Source material

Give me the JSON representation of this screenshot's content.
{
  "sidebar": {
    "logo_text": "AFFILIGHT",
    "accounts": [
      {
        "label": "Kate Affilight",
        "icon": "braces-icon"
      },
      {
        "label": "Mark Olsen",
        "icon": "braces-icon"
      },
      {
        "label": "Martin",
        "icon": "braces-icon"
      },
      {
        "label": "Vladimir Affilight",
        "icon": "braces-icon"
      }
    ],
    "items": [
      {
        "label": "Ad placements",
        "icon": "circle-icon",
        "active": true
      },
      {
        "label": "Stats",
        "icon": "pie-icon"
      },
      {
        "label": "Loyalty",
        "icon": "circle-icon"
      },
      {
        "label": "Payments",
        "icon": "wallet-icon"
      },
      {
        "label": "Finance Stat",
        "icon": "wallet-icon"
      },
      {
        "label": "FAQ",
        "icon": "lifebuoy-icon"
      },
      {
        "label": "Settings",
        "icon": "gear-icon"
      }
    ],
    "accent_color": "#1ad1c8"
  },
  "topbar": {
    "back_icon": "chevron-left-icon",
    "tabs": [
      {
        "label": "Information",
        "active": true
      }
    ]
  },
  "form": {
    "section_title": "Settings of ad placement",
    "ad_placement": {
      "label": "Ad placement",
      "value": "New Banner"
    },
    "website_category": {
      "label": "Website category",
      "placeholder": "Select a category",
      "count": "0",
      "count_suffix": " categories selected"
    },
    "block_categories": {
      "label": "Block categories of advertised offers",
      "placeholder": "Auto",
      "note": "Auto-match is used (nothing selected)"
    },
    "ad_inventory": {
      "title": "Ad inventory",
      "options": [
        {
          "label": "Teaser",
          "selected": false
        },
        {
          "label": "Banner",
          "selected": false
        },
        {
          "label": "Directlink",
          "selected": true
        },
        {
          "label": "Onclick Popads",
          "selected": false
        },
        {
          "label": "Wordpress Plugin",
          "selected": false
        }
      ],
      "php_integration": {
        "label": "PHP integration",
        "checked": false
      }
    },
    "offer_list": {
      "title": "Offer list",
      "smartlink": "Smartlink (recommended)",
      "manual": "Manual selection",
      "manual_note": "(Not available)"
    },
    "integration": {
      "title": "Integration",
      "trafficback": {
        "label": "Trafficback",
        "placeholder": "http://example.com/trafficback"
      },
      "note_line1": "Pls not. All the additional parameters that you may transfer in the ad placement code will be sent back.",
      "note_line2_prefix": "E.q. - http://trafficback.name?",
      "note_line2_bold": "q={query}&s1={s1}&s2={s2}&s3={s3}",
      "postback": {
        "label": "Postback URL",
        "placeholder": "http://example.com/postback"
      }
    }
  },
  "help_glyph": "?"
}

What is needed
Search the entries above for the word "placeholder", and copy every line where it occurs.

Your response
      "placeholder": "Select a category",
      "placeholder": "Auto",
        "placeholder": "http://example.com/trafficback"
        "placeholder": "http://example.com/postback"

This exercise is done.